Incidents involving pets
In September, carriers reported two incidents involving the loss, death or injury of pets while traveling by air. There were three reports filed in September 2011 and the five reports filed in August 2012. September's incidents involved one pet death and one pet injury.
Complaints about airline service
In September, there were 1,075 complaints about airline service from consumers, up 10.5 percent from the 973 complaints filed in September 2011, but down 43.0 percent from the 1,886 received in August 2012. For the first nine months of this year, there were 12,145 consumer complaints, up 33.5 percent from the total of 9,096 filed during the first nine months of 2011.
Complaints about treatment of disabled passengers

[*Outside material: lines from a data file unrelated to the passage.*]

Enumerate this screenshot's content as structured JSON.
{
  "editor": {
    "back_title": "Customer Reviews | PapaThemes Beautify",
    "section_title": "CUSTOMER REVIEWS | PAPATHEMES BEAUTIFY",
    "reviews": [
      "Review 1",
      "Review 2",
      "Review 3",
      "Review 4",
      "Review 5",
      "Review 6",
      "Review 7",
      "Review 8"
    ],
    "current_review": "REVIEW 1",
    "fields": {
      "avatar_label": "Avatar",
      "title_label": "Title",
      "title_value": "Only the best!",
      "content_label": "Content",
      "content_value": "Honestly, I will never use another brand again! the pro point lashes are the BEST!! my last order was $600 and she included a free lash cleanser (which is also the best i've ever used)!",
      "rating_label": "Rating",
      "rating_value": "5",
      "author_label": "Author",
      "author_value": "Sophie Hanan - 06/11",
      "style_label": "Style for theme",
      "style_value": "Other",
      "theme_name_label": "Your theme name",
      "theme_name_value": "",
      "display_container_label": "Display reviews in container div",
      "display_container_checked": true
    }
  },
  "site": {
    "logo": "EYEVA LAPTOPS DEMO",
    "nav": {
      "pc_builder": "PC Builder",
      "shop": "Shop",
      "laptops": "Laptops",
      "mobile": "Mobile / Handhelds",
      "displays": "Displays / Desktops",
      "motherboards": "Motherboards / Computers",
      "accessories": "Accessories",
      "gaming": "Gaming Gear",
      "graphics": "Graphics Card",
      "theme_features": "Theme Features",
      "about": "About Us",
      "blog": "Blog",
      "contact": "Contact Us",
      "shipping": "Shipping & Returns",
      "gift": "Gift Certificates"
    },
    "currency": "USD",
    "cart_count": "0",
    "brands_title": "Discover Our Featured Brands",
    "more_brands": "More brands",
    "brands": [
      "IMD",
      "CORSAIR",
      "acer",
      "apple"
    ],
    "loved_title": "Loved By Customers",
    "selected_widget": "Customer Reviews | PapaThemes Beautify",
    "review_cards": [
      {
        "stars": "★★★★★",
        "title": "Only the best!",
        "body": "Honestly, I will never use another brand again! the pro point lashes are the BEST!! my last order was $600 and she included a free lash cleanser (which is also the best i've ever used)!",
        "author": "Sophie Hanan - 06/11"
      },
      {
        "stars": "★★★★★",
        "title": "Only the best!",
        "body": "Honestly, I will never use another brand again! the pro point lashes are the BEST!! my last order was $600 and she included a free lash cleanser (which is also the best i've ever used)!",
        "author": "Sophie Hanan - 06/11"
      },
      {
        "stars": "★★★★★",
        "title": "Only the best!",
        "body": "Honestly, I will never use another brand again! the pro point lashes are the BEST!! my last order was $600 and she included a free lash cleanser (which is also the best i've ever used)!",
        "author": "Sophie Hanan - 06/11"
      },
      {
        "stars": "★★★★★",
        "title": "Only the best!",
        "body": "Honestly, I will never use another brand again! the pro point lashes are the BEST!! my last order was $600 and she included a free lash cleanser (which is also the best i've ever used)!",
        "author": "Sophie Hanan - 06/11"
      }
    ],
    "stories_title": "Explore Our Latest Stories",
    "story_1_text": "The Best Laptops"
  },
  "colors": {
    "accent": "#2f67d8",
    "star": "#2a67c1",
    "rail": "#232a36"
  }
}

The report also contains a tabulation of complaints filed with DOT in September against airlines regarding the treatment of passengers with disabilities. There were 73 disability-related complaints in September, compared with 54 complaints filed in September 2011 and equal to the total received in August 2012. For the first nine months of this year, there were 590 disability-related complaints, up 27.7 percent from the total of 462 filed during the first nine months of 2011.
Complaints about discrimination
In September, DOT received seven complaints alleging discrimination by airlines due to factors other than disability -- such as race, religion, national origin or sex -- down nine from the total recorded in September 2011 two from the number recorded in August 2012. For the first nine months of this year, the Department received 82 complaints about discrimination, down 15.5 percent from the total of 97 filed during the first nine months of 2011.
Consumers may file their complaints in writing with the Aviation Consumer Protection Division, U.S. Department of Transportation, C-75, W96-432, 1200 New Jersey Ave. SE, Washington, DC 20590; by voice mail at (202) 366-2220 or by TTY at (202) 366-0511.